A miracle moggy from Fife is up for a national award after surviving a horrific hit-and-run which left him fighting for his life.
Maximus, from Inverkeithing, was five-years-old when a suspected hit-and-run accident left him with extensive head injuries. His skull was fractured in several places, his jaw was completely split in two, and his right eye was missing. His life hung in the balance, but after extensive surgery and months of care, Maximus made an incredible recovery.
Maximus is now going whisker to whisker with three other plucky pets for the title of PDSA Pet Survivor of the Year 2018. The Great British public will now pick the winner by voting at www.pdsa.org.uk/petsurvivor2018.
The final four were selected from entries from all over the UK by a judging panel, which included James McVey from The Vamps, and PDSA senior vet Sean Wensley.
In June last year Maximus, known affectionately as Maxy by his family, was found slumped against the front door by a neighbour. It was clear he wasn’t well: his face was a mess, his jaw was hanging off and he was covered in blood.
He was immediately taken to Inglis Vet Centre, Dunfermline, where vets suspected he had been hit by a car, and he had somehow dragged himself home after it drove off. Once he was stabilised, the horrifically extensive nature of his injuries became apparent. His skull was fractured in several places and his jaw split right down the middle, his right eye was missing, and the skin on his lips had been partly torn off.
He was in such a bad way that euthanasia was discussed, but his owner Sharon asked the vets to do anything they could to save him. She knew that Maxy was a fighter – if anyone could recover it was him – plus she knew her son Cory would be devastated to lose him.
So vets devised a tailored treatment for Max: a metal pin to go across the front of his face, through his nose, to keep the two halves of his fractured upper jaw together while they healed. His lower jaw was also wired into place, but his right eye was lost.
As he was coming round from the operation, Max stopped breathing twice and required resuscitation. But he and the vet team fought through everything and he stayed at the vets until he was eventually stable enough to go home.
Maxy still required round-the-clock care and nursing, which his owners took on with support from the vets and nurses.
Sharon said: ‘He needed tube feeding every four hours, and his wounds had to be cleaned and redressed every day. This went on for over six weeks, but Maximus took it all in his stride. He always allowed us and our vet nurses to do everything we needed to, he had such a quiet resolve it was an inspiration.’

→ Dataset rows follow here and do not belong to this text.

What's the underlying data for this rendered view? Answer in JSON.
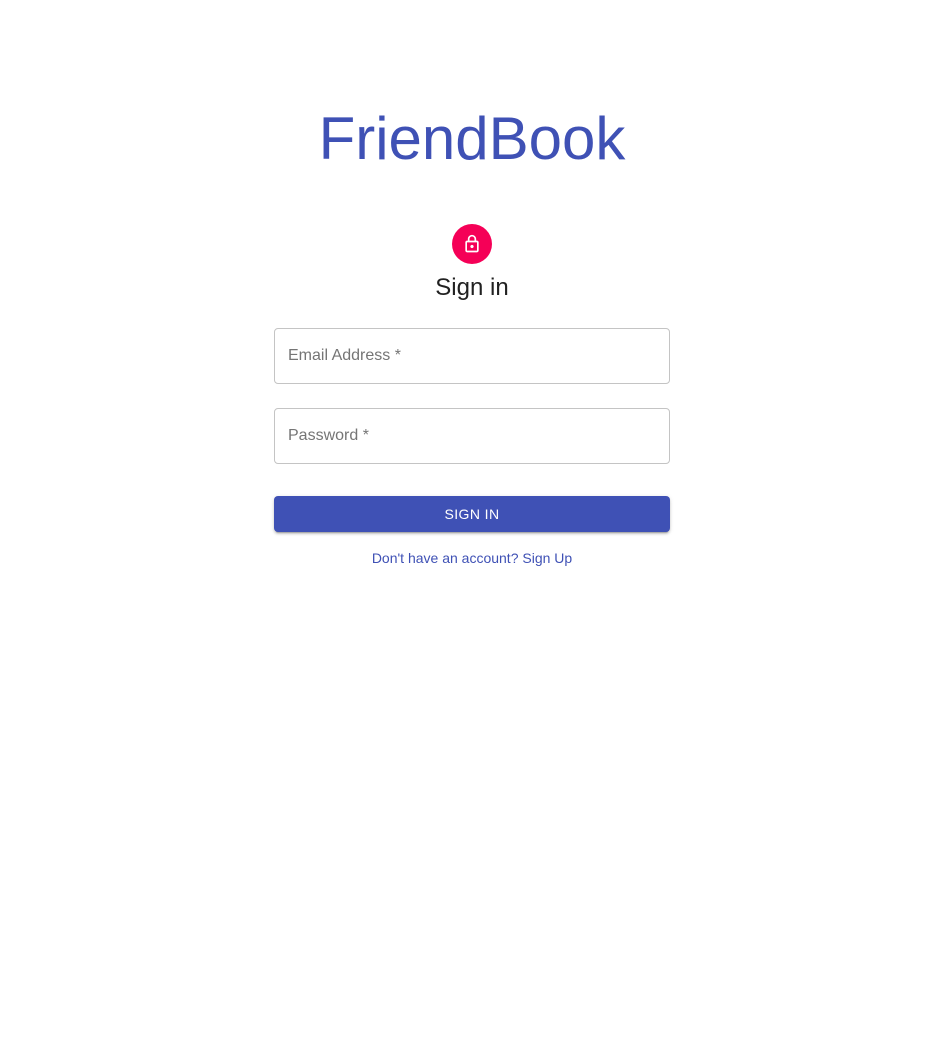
{
  "app": {
    "title": "FriendBook",
    "brand_color": "#3f51b5",
    "accent_color": "#f50057"
  },
  "form": {
    "avatar_icon": "lock-outline-icon",
    "heading": "Sign in",
    "email": {
      "label": "Email Address *",
      "value": ""
    },
    "password": {
      "label": "Password *",
      "value": ""
    },
    "submit_label": "SIGN IN",
    "signup_link": "Don't have an account? Sign Up"
  }
}
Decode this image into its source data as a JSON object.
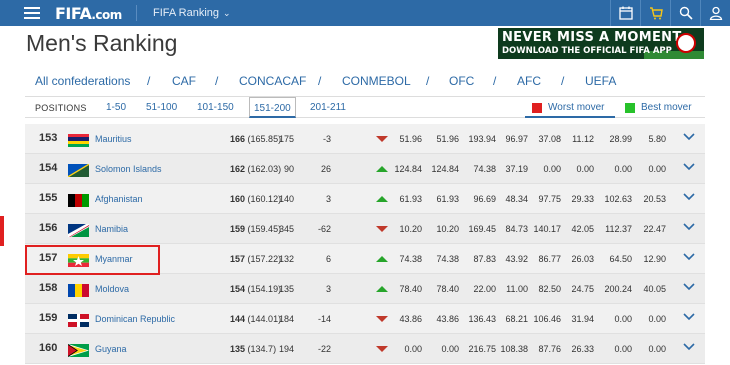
{
  "header": {
    "logo_text": "FIFA",
    "logo_suffix": ".com",
    "section": "FIFA Ranking",
    "icons": [
      "calendar-icon",
      "cart-icon",
      "search-icon",
      "user-icon"
    ]
  },
  "page_title": "Men's Ranking",
  "banner": {
    "line1": "NEVER MISS A MOMENT",
    "line2": "DOWNLOAD THE OFFICIAL FIFA APP"
  },
  "confederations": [
    "All confederations",
    "CAF",
    "CONCACAF",
    "CONMEBOL",
    "OFC",
    "AFC",
    "UEFA"
  ],
  "positions": {
    "label": "POSITIONS",
    "tabs": [
      "1-50",
      "51-100",
      "101-150",
      "151-200",
      "201-211"
    ],
    "active": "151-200"
  },
  "movers": {
    "worst": "Worst mover",
    "best": "Best mover",
    "worst_color": "#e02020",
    "best_color": "#27c22b"
  },
  "rows": [
    {
      "rank": "153",
      "team": "Mauritius",
      "pts": "166",
      "prev": "(165.85)",
      "c1": "175",
      "c2": "-3",
      "dir": "down",
      "v1": "51.96",
      "v2": "51.96",
      "v3": "193.94",
      "v4": "96.97",
      "v5": "37.08",
      "v6": "11.12",
      "v7": "28.99",
      "v8": "5.80"
    },
    {
      "rank": "154",
      "team": "Solomon Islands",
      "pts": "162",
      "prev": "(162.03)",
      "c1": "90",
      "c2": "26",
      "dir": "up",
      "v1": "124.84",
      "v2": "124.84",
      "v3": "74.38",
      "v4": "37.19",
      "v5": "0.00",
      "v6": "0.00",
      "v7": "0.00",
      "v8": "0.00"
    },
    {
      "rank": "155",
      "team": "Afghanistan",
      "pts": "160",
      "prev": "(160.12)",
      "c1": "140",
      "c2": "3",
      "dir": "up",
      "v1": "61.93",
      "v2": "61.93",
      "v3": "96.69",
      "v4": "48.34",
      "v5": "97.75",
      "v6": "29.33",
      "v7": "102.63",
      "v8": "20.53"
    },
    {
      "rank": "156",
      "team": "Namibia",
      "pts": "159",
      "prev": "(159.45)",
      "c1": "345",
      "c2": "-62",
      "dir": "down",
      "v1": "10.20",
      "v2": "10.20",
      "v3": "169.45",
      "v4": "84.73",
      "v5": "140.17",
      "v6": "42.05",
      "v7": "112.37",
      "v8": "22.47"
    },
    {
      "rank": "157",
      "team": "Myanmar",
      "pts": "157",
      "prev": "(157.22)",
      "c1": "132",
      "c2": "6",
      "dir": "up",
      "v1": "74.38",
      "v2": "74.38",
      "v3": "87.83",
      "v4": "43.92",
      "v5": "86.77",
      "v6": "26.03",
      "v7": "64.50",
      "v8": "12.90"
    },
    {
      "rank": "158",
      "team": "Moldova",
      "pts": "154",
      "prev": "(154.19)",
      "c1": "135",
      "c2": "3",
      "dir": "up",
      "v1": "78.40",
      "v2": "78.40",
      "v3": "22.00",
      "v4": "11.00",
      "v5": "82.50",
      "v6": "24.75",
      "v7": "200.24",
      "v8": "40.05"
    },
    {
      "rank": "159",
      "team": "Dominican Republic",
      "pts": "144",
      "prev": "(144.01)",
      "c1": "184",
      "c2": "-14",
      "dir": "down",
      "v1": "43.86",
      "v2": "43.86",
      "v3": "136.43",
      "v4": "68.21",
      "v5": "106.46",
      "v6": "31.94",
      "v7": "0.00",
      "v8": "0.00"
    },
    {
      "rank": "160",
      "team": "Guyana",
      "pts": "135",
      "prev": "(134.7)",
      "c1": "194",
      "c2": "-22",
      "dir": "down",
      "v1": "0.00",
      "v2": "0.00",
      "v3": "216.75",
      "v4": "108.38",
      "v5": "87.76",
      "v6": "26.33",
      "v7": "0.00",
      "v8": "0.00"
    }
  ]
}
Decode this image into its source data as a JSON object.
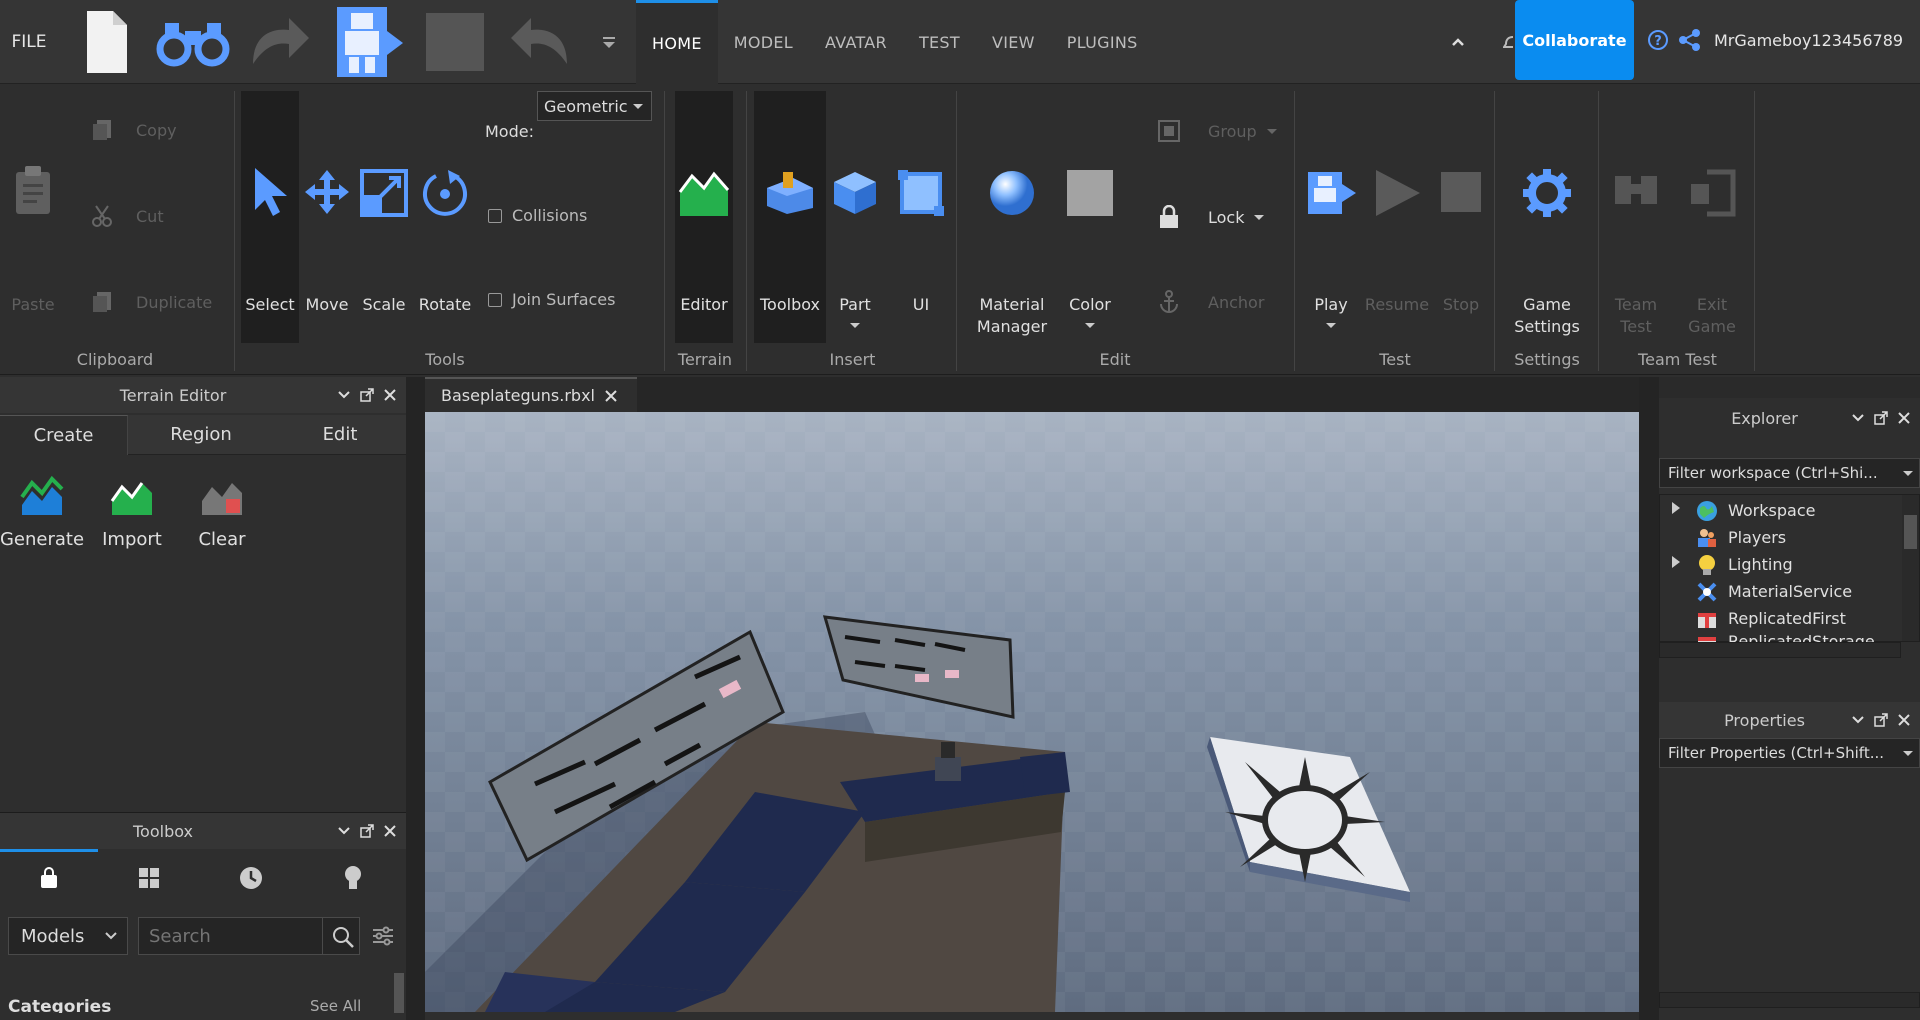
{
  "topbar": {
    "file_label": "FILE",
    "tabs": [
      "HOME",
      "MODEL",
      "AVATAR",
      "TEST",
      "VIEW",
      "PLUGINS"
    ],
    "collaborate_label": "Collaborate",
    "username": "MrGameboy123456789"
  },
  "ribbon": {
    "clipboard": {
      "copy": "Copy",
      "cut": "Cut",
      "paste": "Paste",
      "duplicate": "Duplicate",
      "label": "Clipboard"
    },
    "tools": {
      "select": "Select",
      "move": "Move",
      "scale": "Scale",
      "rotate": "Rotate",
      "mode_label": "Mode:",
      "mode_value": "Geometric",
      "collisions": "Collisions",
      "join_surfaces": "Join Surfaces",
      "label": "Tools"
    },
    "terrain": {
      "editor": "Editor",
      "label": "Terrain"
    },
    "insert": {
      "toolbox": "Toolbox",
      "part": "Part",
      "ui": "UI",
      "label": "Insert"
    },
    "edit": {
      "material_manager_1": "Material",
      "material_manager_2": "Manager",
      "color": "Color",
      "group": "Group",
      "lock": "Lock",
      "anchor": "Anchor",
      "label": "Edit"
    },
    "test": {
      "play": "Play",
      "resume": "Resume",
      "stop": "Stop",
      "label": "Test"
    },
    "settings": {
      "game_settings_1": "Game",
      "game_settings_2": "Settings",
      "label": "Settings"
    },
    "team_test": {
      "team_test_1": "Team",
      "team_test_2": "Test",
      "exit_game_1": "Exit",
      "exit_game_2": "Game",
      "label": "Team Test"
    }
  },
  "terrain_editor": {
    "title": "Terrain Editor",
    "tabs": [
      "Create",
      "Region",
      "Edit"
    ],
    "tools": [
      "Generate",
      "Import",
      "Clear"
    ]
  },
  "toolbox": {
    "title": "Toolbox",
    "category": "Models",
    "search_placeholder": "Search",
    "partial_heading": "Categories",
    "see_all": "See All"
  },
  "document": {
    "tab_name": "Baseplateguns.rbxl"
  },
  "explorer": {
    "title": "Explorer",
    "filter_placeholder": "Filter workspace (Ctrl+Shi...",
    "items": [
      "Workspace",
      "Players",
      "Lighting",
      "MaterialService",
      "ReplicatedFirst",
      "ReplicatedStorage"
    ]
  },
  "properties": {
    "title": "Properties",
    "filter_placeholder": "Filter Properties (Ctrl+Shift..."
  },
  "colors": {
    "accent": "#0a8cf0",
    "icon_blue": "#5b9bff",
    "bg": "#2e2e2e"
  }
}
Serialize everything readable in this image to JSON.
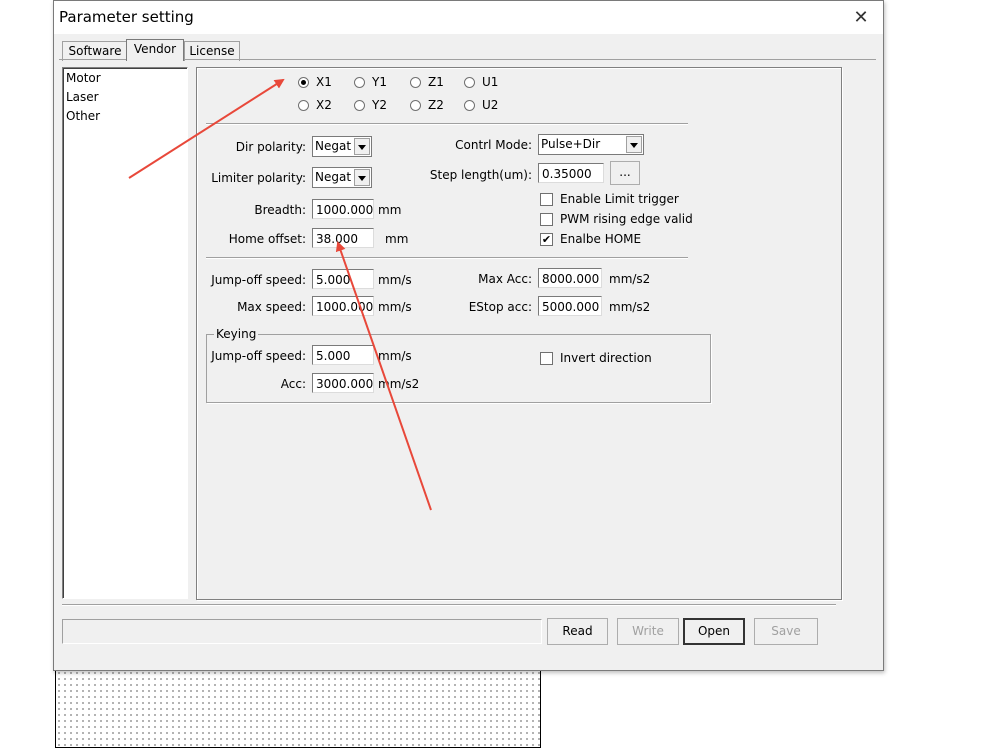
{
  "dialog": {
    "title": "Parameter setting",
    "close_symbol": "✕"
  },
  "tabs": [
    {
      "label": "Software",
      "active": false
    },
    {
      "label": "Vendor",
      "active": true
    },
    {
      "label": "License",
      "active": false
    }
  ],
  "categories": [
    "Motor",
    "Laser",
    "Other"
  ],
  "axes": {
    "selected": "X1",
    "row1": [
      "X1",
      "Y1",
      "Z1",
      "U1"
    ],
    "row2": [
      "X2",
      "Y2",
      "Z2",
      "U2"
    ]
  },
  "fields": {
    "dir_polarity": {
      "label": "Dir polarity:",
      "value": "Negat"
    },
    "limiter_polarity": {
      "label": "Limiter polarity:",
      "value": "Negat"
    },
    "breadth": {
      "label": "Breadth:",
      "value": "1000.000",
      "unit": "mm"
    },
    "home_offset": {
      "label": "Home offset:",
      "value": "38.000",
      "unit": "mm"
    },
    "control_mode": {
      "label": "Contrl Mode:",
      "value": "Pulse+Dir"
    },
    "step_length": {
      "label": "Step length(um):",
      "value": "0.35000",
      "button": "..."
    },
    "jump_off_speed": {
      "label": "Jump-off speed:",
      "value": "5.000",
      "unit": "mm/s"
    },
    "max_speed": {
      "label": "Max speed:",
      "value": "1000.000",
      "unit": "mm/s"
    },
    "max_acc": {
      "label": "Max Acc:",
      "value": "8000.000",
      "unit": "mm/s2"
    },
    "estop_acc": {
      "label": "EStop acc:",
      "value": "5000.000",
      "unit": "mm/s2"
    }
  },
  "checkboxes": [
    {
      "label": "Enable Limit trigger",
      "checked": false
    },
    {
      "label": "PWM rising edge valid",
      "checked": false
    },
    {
      "label": "Enalbe HOME",
      "checked": true
    }
  ],
  "keying": {
    "title": "Keying",
    "jump_off_speed": {
      "label": "Jump-off speed:",
      "value": "5.000",
      "unit": "mm/s"
    },
    "acc": {
      "label": "Acc:",
      "value": "3000.000",
      "unit": "mm/s2"
    },
    "invert_direction": {
      "label": "Invert direction",
      "checked": false
    }
  },
  "buttons": {
    "read": "Read",
    "write": "Write",
    "open": "Open",
    "save": "Save"
  },
  "colors": {
    "annotation_arrow": "#e8483a"
  }
}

But unless he started to eat for himself, there were still no guarantees for Maxy’s future. Then, seven weeks after the incident, he managed to eat his first solid food – everyone was overjoyed. Maximus is now well on the road to recovery and has truly lived up to his gladiator name.
Vet Erin Logan said: ‘All of our patients are special individuals to us, but occasionally one comes along who is truly inspiring.
‘Maximus’ recovery left us in awe of the healing abilities of nature and just what is truly possible with resilience, character and the determination to survive – he could teach us all lessons about life in adversity.
‘I doubt in the rest of my career I will come across another personality like Maximus and it is a genuine privilege to have been involved with both him and Sharon. I feel he is truly deserving of the title PDSA Pet Survivor of the Year.’
The other three finalists are:
Brandy the Staffie – had an 11-inch (28cm) stick lodged through her throat and chest after a game of fetch went disastrously wrong.
Dexter the black cat – deliberately shot through the mouth with an airgun in a horrific attack.
Skittles the ginger cat – was found impaled on railings, but was miraculously alive and conscious.
Voting for the PDSA Pet Survivor Awards is open until Friday 30 November. The winner will be announced just before Christmas and will win a luxury pet hamper and a trophy.
PDSA senior vet Sean Wensley who also judged the competition said: ‘Reading these extraordinary cases makes me very proud to be part of such a skilled and dedicated profession. Veterinary teams save the lives of much-loved pets like these every day. The tragic and painful circumstances endured by these pets, along with the devotion shown by their owners, makes them all worthy contenders for the PDSA Pet Survivor title.’
The competition was open to pets treated for a life threatening illness or injury by a vet in the UK between 1 January 2017 and 31 August 2018. Only one vote per person is allowed.
The PDSA Pet Survivor Awards 2018 are supported by Animal PoisonLine, a 24-hour advice line for owners who are concerned that their pets have come into contact with something potentially poisonous.
It is run by the UK’s only animal poison centre and is a triage service which only directs owners to their vets if treatment is needed (charges apply). More information is available at www.animalpoisonline.co.uk.